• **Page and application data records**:
/---
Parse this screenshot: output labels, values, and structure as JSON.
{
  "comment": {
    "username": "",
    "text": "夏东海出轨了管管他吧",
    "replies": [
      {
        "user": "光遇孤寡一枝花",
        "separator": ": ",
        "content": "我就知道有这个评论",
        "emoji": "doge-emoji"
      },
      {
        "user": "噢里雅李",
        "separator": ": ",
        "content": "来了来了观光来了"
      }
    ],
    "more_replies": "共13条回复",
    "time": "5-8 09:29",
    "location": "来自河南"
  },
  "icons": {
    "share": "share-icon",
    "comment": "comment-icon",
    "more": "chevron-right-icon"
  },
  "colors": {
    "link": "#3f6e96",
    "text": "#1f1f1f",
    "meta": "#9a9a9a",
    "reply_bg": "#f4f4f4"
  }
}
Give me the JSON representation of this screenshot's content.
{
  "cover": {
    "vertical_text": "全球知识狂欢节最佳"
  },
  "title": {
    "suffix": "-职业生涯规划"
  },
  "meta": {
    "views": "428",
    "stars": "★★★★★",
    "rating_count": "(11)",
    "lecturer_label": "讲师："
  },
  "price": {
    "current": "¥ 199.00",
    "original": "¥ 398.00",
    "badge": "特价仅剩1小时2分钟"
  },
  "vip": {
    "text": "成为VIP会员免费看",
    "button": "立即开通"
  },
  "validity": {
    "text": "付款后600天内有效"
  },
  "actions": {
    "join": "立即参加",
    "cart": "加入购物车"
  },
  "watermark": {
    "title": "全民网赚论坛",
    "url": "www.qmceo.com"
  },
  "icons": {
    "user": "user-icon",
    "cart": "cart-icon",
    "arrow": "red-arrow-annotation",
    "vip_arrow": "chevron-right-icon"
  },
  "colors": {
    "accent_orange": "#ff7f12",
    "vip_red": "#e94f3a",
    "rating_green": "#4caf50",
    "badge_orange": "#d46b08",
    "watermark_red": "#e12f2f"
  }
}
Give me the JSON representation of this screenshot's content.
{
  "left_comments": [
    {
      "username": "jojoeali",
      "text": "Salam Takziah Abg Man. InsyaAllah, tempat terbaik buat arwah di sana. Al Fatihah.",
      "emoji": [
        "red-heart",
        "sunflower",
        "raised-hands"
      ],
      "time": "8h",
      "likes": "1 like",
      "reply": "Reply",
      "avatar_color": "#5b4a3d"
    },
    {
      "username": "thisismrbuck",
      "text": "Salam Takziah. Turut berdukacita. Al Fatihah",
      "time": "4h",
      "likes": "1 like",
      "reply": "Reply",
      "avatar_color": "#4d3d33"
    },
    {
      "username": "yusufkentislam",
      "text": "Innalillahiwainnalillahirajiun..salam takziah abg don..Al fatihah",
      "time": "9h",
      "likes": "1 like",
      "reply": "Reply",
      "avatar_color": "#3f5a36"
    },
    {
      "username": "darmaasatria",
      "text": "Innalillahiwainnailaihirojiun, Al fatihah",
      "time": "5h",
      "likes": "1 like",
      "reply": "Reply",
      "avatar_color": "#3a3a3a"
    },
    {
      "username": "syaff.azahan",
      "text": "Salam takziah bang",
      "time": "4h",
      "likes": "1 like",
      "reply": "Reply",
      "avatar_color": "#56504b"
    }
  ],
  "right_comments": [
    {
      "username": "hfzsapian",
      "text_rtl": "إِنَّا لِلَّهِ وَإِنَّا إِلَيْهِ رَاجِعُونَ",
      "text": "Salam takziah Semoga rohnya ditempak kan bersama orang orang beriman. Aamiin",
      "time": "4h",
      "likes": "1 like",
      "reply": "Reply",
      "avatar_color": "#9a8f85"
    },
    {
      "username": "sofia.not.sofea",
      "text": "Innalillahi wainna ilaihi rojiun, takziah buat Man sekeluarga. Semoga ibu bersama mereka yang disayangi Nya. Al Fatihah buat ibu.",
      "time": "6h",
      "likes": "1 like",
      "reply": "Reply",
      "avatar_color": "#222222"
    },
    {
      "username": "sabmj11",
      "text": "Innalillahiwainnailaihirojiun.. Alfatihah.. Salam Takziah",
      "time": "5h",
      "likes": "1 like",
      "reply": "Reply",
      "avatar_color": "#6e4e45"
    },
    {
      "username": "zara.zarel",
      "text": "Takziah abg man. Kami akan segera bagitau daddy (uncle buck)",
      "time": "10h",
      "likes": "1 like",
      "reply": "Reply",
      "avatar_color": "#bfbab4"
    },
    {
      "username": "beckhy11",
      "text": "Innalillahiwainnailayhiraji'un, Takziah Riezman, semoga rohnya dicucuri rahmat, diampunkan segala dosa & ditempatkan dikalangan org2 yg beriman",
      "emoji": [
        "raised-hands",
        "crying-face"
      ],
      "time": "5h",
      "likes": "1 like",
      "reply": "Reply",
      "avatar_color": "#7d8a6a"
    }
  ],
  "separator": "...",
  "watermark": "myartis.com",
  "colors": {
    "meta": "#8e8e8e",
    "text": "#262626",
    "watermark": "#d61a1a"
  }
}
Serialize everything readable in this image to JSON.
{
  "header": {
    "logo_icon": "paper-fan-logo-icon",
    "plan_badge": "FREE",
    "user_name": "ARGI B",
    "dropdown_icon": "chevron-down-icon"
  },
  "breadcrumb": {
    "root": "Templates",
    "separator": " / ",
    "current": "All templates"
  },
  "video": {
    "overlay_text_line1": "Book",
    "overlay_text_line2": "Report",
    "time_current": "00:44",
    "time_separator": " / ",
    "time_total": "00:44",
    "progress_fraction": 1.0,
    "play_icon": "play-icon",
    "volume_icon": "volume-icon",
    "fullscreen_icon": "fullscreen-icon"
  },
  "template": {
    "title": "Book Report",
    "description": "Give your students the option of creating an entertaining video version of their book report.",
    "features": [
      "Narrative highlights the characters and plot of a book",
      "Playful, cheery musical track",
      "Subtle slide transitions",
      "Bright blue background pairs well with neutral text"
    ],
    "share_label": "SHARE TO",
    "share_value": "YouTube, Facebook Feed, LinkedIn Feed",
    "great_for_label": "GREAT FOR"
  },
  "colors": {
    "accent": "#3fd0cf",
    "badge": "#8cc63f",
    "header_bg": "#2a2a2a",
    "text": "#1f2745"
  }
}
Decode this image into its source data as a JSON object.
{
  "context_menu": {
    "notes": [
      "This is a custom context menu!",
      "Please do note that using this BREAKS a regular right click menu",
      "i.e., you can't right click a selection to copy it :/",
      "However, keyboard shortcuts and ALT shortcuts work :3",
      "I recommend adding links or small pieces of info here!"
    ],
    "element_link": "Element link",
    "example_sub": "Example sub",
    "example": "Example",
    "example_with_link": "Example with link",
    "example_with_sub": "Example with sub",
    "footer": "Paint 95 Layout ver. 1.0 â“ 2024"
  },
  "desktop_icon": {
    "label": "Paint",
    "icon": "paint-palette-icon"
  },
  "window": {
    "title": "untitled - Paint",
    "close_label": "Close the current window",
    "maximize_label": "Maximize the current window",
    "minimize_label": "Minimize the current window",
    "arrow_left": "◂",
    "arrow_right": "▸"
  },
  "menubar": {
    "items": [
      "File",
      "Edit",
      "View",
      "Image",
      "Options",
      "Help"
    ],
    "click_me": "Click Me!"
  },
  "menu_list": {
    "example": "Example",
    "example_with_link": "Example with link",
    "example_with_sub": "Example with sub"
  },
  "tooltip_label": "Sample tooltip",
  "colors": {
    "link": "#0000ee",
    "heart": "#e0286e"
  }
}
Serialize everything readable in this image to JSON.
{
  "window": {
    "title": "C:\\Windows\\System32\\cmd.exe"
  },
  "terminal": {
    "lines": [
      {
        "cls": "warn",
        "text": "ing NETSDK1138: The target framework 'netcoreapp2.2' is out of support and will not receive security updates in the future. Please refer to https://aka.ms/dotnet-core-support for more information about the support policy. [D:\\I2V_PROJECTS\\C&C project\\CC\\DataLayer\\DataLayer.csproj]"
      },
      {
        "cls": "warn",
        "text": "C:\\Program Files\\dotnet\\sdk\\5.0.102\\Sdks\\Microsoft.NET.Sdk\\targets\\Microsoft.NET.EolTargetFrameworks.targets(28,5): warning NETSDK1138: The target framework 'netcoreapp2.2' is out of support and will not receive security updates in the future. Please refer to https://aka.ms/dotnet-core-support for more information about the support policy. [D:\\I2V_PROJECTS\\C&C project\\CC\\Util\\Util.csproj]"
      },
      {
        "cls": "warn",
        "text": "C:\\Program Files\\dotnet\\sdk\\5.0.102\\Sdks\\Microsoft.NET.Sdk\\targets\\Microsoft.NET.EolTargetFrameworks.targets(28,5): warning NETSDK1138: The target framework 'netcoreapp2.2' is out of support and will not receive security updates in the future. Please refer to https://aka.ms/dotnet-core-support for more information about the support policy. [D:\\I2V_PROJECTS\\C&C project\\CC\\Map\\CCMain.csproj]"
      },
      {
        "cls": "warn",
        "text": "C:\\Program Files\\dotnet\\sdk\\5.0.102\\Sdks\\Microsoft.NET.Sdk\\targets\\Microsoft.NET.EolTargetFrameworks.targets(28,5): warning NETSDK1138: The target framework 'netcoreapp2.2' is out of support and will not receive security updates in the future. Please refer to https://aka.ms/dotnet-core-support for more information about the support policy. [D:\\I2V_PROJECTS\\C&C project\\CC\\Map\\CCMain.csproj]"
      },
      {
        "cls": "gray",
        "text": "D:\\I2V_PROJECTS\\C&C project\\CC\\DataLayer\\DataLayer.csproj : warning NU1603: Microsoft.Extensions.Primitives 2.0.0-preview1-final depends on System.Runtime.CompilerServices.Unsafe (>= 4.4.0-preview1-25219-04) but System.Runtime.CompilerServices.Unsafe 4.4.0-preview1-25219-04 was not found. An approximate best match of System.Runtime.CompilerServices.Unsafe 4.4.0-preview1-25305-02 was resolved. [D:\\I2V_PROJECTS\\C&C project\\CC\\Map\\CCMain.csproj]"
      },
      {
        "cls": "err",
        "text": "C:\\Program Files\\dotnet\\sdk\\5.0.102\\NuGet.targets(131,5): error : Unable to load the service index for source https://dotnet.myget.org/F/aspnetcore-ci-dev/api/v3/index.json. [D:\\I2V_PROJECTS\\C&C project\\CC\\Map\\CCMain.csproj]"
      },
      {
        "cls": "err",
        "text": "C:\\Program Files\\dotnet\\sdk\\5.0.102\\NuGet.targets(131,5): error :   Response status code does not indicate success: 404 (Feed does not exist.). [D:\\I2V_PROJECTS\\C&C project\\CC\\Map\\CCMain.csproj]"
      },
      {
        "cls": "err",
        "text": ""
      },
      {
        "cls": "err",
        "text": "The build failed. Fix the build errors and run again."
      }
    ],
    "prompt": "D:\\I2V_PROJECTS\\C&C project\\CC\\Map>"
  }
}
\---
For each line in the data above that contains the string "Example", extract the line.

• **Response area**:
    "example_sub": "Example sub",
    "example": "Example",
    "example_with_link": "Example with link",
    "example_with_sub": "Example with sub",
    "example": "Example",
    "example_with_link": "Example with link",
    "example_with_sub": "Example with sub"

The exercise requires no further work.